“Toplarji”, double hayracks unique to Slovenia, play a special part in the local Bohinj architecture. They can be seen standing in groups or individually next to farmhouses, on village edges and pastures.
Hayracks are used for drying hay and foodstuffs, storing hay and providing protection in bad weather. Although it is a practical structure with great aeration, a hayrack is often artistically designed and handcrafted. Many hayracks are still in use today, which further demonstrates their significance.
The famous “toplarji” at the foot of the Studor hill stand on privately owned land, that was distributed to farmers when serfdom was abolished and the land reform took place. Due to their location, interesting design and high density, they are considered as an extraordinary example of vernacular architecture on a worldwide basis.

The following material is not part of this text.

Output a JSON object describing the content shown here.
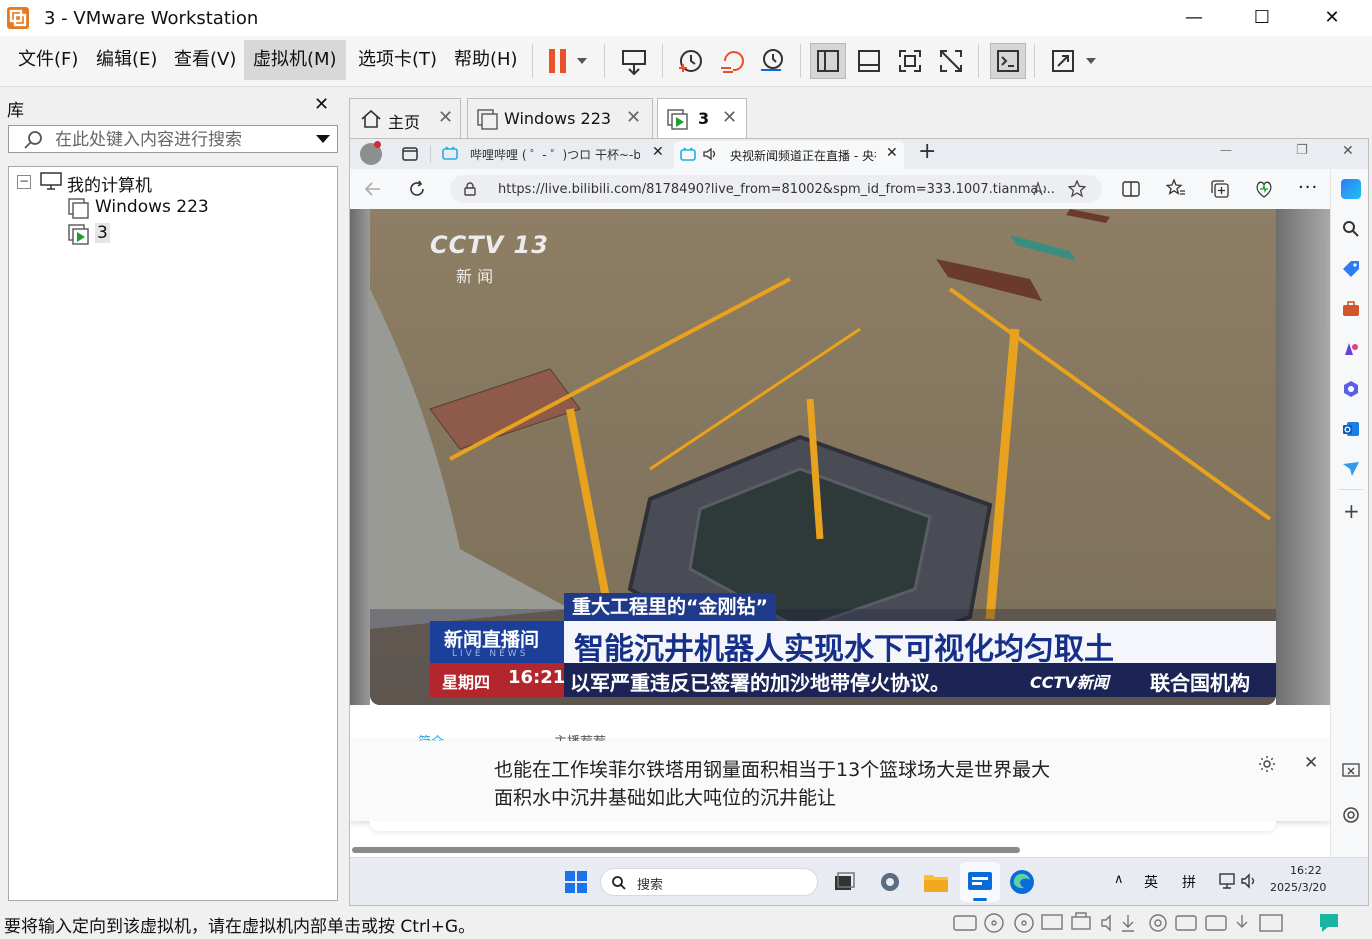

The reason why they are located so close together before the entrance to the village is the narrow and long parcels of land. These are the result of a purely administrative land distribution that was carried out on a map of land register with a ruler.

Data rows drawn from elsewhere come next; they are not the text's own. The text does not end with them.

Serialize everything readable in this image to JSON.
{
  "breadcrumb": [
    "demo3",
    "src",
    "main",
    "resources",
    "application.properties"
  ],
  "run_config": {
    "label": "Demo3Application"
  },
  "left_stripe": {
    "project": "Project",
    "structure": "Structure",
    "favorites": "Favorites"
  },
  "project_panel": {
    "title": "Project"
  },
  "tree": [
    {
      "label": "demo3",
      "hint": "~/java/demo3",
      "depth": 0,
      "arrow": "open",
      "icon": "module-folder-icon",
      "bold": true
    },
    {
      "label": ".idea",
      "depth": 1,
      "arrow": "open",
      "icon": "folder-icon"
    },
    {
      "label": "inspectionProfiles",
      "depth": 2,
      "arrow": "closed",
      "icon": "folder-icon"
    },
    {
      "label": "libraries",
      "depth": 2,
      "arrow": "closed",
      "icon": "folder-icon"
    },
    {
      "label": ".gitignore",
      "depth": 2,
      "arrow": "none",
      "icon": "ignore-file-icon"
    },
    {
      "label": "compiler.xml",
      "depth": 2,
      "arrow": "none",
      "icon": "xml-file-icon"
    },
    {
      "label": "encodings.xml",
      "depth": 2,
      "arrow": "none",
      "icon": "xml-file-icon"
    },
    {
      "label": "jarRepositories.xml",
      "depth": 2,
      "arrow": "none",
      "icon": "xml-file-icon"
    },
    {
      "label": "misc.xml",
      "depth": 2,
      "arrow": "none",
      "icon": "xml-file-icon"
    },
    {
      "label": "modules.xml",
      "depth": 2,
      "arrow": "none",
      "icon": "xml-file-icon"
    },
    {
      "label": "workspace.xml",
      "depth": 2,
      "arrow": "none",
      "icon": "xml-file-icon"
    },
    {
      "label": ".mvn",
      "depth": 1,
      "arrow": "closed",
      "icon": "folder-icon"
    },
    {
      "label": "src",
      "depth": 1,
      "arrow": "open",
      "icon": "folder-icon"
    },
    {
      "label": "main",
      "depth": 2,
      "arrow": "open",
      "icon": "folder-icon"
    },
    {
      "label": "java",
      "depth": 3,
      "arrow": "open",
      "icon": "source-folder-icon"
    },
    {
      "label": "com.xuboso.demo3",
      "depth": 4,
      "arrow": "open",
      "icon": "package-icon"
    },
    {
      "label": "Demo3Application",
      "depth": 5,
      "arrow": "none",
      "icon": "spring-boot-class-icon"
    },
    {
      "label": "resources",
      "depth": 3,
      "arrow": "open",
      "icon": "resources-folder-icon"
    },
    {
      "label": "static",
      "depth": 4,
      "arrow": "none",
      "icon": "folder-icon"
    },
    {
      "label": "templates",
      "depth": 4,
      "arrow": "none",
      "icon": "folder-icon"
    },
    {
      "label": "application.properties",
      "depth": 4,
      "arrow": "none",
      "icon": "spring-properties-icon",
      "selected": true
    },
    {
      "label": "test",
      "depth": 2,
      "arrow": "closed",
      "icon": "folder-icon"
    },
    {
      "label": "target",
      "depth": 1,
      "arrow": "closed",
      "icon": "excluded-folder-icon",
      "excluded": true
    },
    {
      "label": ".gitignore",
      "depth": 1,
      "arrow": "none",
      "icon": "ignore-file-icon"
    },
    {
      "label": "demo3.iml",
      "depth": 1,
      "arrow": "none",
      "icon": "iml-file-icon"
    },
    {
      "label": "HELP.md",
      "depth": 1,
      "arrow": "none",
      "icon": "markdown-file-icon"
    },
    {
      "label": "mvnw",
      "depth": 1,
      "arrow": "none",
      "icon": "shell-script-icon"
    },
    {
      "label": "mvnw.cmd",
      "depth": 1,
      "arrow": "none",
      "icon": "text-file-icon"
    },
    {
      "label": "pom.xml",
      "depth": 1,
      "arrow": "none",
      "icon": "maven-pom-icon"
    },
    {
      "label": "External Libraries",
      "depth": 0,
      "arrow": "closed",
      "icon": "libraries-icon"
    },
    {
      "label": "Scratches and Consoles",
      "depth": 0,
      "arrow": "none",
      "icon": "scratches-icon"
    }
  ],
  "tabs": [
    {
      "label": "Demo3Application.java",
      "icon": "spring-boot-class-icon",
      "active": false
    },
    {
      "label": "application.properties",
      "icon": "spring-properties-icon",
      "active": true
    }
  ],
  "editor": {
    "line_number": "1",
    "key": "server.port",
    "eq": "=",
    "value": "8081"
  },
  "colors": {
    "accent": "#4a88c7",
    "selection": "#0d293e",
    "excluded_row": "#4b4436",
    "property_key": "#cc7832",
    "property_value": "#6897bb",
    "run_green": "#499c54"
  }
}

To visit the famous group of “toplarji”, follow the main road from the village of Stara Fužina towards the village of Srednja vas. The hayracks are situated on the crossroads for the village of Studor.
In contrast to the usual wooden construction of hayracks found in Bohinj, the hayracks on Zgornji Zevt have brick pillars. This method of construction was imported by German immigrants from South Tyrol who settled in the upper Selška dolina valley in the 13th century.

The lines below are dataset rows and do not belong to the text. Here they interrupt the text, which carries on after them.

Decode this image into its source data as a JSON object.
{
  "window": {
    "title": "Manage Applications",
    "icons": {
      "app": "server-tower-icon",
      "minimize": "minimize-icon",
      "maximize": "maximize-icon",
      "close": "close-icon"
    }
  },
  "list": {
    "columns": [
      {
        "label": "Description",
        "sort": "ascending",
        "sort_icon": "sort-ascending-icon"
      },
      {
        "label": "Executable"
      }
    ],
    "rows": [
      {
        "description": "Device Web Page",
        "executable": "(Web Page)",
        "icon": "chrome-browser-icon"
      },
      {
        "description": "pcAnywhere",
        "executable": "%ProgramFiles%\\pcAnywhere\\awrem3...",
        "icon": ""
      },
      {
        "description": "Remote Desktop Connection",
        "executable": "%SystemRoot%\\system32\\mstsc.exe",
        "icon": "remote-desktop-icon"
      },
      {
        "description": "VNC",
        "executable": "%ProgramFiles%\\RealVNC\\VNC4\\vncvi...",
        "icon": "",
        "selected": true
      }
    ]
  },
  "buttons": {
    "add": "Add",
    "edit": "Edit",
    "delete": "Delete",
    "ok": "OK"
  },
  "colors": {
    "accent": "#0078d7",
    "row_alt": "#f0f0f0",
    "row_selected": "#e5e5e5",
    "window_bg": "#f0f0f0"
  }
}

Two hayracks stand in the hamlet of Vogar that are typical of the above mentioned construction method. Under one of them there is a group of well-preserved wooden wagons ranging from a two-wheeled cart to hay wagons of various sizes drawn by animals. Not far to the north stand two more interesting buildings: pažba, a cottage used for preparing and drying flax, and kozjek, a shed for goats.
To reach the hamlet of Vogar next to Zgornji Zevt, take the road to Koprivnik, and follow the local asphalt road on foot or with a car (around 30 minutes) to the end of the asphalt where two farms are located.